The Confluence of the Grand and Speed Rivers has been described by walkers along the Linear Trail in Preston-Cambridge as an un-paralleled vista of the Grand River Valley. The Cliffs and Alvars are a unique geologic formation in Waterloo Region both in size and in the biodiversity that this limestone substrate supports. Viewed from a distance, wind swept white pines tower above the dense canopy of lowland forest rooted in cold-water seeps that feed Cruickston Creek as it trickles then flows between sand ridges of upland woods in the Hogsback. A stroll along the Grand Alleé trail separating Indian Woods from neighbouring forests reveals a cathedral grove of oak, maple, beech and ash that sprouted as seedlings in pre-settlement times of the latter half of the 1700s.

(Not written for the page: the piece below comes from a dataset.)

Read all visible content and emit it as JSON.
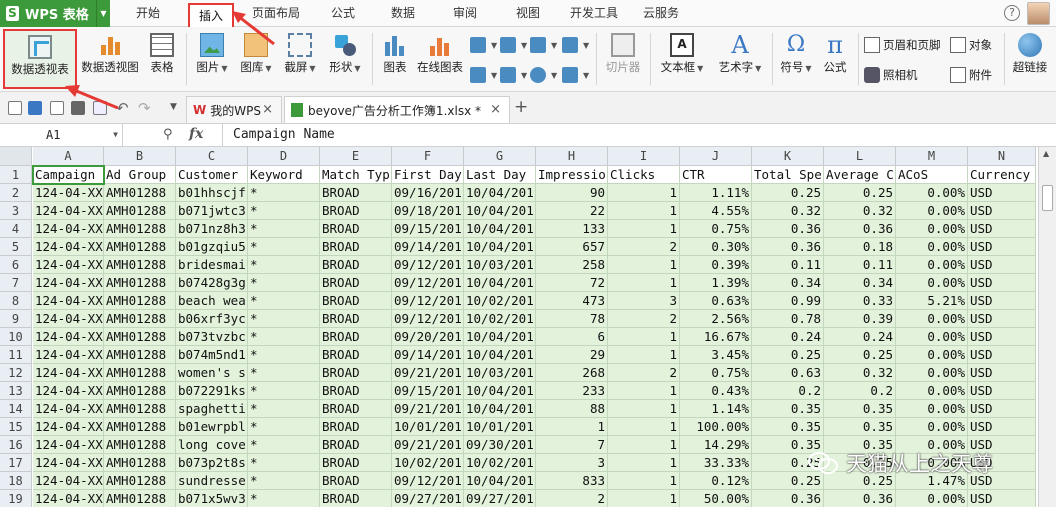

The core natural areas will be monitored to provide a baseline of information for both interpretive and research programs at rare. The long-term protection these natural areas within rare makes possible long-term research to build an understanding of how ecological systems function within the natural landscapes of southern Ontario. Understanding how these natural systems function will provide both a knowledge base and confidence for our efforts in ecological restoration.